§ Directions: Keeping pictures out of the copy, restate each record word for word.

§ Provided material:
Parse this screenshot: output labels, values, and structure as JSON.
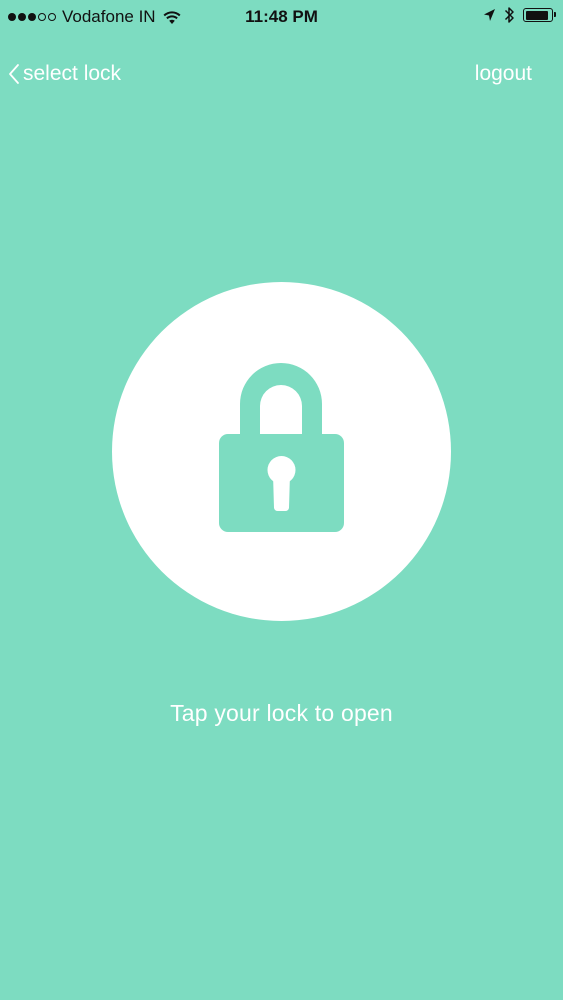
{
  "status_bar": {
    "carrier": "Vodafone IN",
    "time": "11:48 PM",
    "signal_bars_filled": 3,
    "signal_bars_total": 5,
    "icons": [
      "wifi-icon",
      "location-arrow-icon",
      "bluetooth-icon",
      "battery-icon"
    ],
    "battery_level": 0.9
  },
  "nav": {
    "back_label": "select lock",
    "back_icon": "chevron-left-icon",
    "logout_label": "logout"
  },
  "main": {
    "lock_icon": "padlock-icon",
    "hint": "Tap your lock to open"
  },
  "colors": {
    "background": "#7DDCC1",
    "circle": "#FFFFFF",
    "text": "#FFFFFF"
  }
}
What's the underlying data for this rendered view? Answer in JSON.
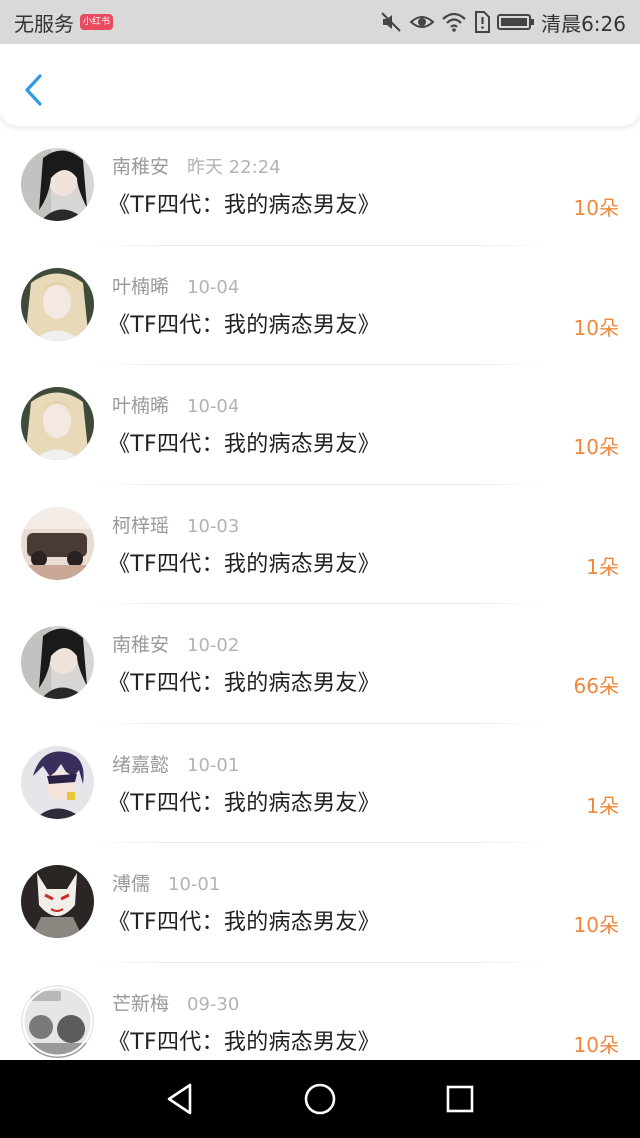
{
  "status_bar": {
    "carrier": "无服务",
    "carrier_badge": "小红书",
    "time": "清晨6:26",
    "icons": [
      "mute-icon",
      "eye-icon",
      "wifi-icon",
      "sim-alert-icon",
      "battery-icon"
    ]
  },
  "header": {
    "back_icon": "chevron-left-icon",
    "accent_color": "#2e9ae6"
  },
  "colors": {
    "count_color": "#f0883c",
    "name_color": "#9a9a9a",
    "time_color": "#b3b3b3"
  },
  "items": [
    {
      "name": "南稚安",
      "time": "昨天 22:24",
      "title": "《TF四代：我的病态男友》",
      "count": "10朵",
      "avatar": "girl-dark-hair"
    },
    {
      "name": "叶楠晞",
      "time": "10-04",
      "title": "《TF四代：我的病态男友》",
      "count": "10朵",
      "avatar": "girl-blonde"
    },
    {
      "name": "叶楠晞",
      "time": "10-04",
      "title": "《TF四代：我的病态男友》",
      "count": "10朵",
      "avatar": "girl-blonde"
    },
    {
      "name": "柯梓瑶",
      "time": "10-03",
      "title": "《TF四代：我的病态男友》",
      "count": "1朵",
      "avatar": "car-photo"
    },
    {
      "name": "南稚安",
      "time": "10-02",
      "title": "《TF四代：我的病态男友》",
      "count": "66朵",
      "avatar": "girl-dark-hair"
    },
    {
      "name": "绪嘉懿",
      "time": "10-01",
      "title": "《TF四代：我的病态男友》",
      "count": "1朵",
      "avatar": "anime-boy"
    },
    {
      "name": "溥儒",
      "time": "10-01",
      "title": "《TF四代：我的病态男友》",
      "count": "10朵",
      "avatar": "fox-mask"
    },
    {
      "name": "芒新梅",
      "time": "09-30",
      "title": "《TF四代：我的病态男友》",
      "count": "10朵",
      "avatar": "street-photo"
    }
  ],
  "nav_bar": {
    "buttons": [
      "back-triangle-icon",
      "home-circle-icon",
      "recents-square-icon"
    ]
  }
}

§ Solved problem:
Parse this screenshot: output labels, values, and structure as JSON.
{
  "status_bar": {
    "carrier": "Vodafone IN",
    "time": "11:48 PM",
    "signal_bars_filled": 3,
    "signal_bars_total": 5,
    "icons": [
      "wifi-icon",
      "location-arrow-icon",
      "bluetooth-icon",
      "battery-icon"
    ],
    "battery_level": 0.9
  },
  "nav": {
    "back_label": "select lock",
    "back_icon": "chevron-left-icon",
    "logout_label": "logout"
  },
  "main": {
    "lock_icon": "padlock-icon",
    "hint": "Tap your lock to open"
  },
  "colors": {
    "background": "#7DDCC1",
    "circle": "#FFFFFF",
    "text": "#FFFFFF"
  }
}
What's the underlying data for this rendered view? Answer in JSON.
{
  "status_bar": {
    "carrier": "无服务",
    "carrier_badge": "小红书",
    "time": "清晨6:26",
    "icons": [
      "mute-icon",
      "eye-icon",
      "wifi-icon",
      "sim-alert-icon",
      "battery-icon"
    ]
  },
  "header": {
    "back_icon": "chevron-left-icon",
    "accent_color": "#2e9ae6"
  },
  "colors": {
    "count_color": "#f0883c",
    "name_color": "#9a9a9a",
    "time_color": "#b3b3b3"
  },
  "items": [
    {
      "name": "南稚安",
      "time": "昨天 22:24",
      "title": "《TF四代：我的病态男友》",
      "count": "10朵",
      "avatar": "girl-dark-hair"
    },
    {
      "name": "叶楠晞",
      "time": "10-04",
      "title": "《TF四代：我的病态男友》",
      "count": "10朵",
      "avatar": "girl-blonde"
    },
    {
      "name": "叶楠晞",
      "time": "10-04",
      "title": "《TF四代：我的病态男友》",
      "count": "10朵",
      "avatar": "girl-blonde"
    },
    {
      "name": "柯梓瑶",
      "time": "10-03",
      "title": "《TF四代：我的病态男友》",
      "count": "1朵",
      "avatar": "car-photo"
    },
    {
      "name": "南稚安",
      "time": "10-02",
      "title": "《TF四代：我的病态男友》",
      "count": "66朵",
      "avatar": "girl-dark-hair"
    },
    {
      "name": "绪嘉懿",
      "time": "10-01",
      "title": "《TF四代：我的病态男友》",
      "count": "1朵",
      "avatar": "anime-boy"
    },
    {
      "name": "溥儒",
      "time": "10-01",
      "title": "《TF四代：我的病态男友》",
      "count": "10朵",
      "avatar": "fox-mask"
    },
    {
      "name": "芒新梅",
      "time": "09-30",
      "title": "《TF四代：我的病态男友》",
      "count": "10朵",
      "avatar": "street-photo"
    }
  ],
  "nav_bar": {
    "buttons": [
      "back-triangle-icon",
      "home-circle-icon",
      "recents-square-icon"
    ]
  }
}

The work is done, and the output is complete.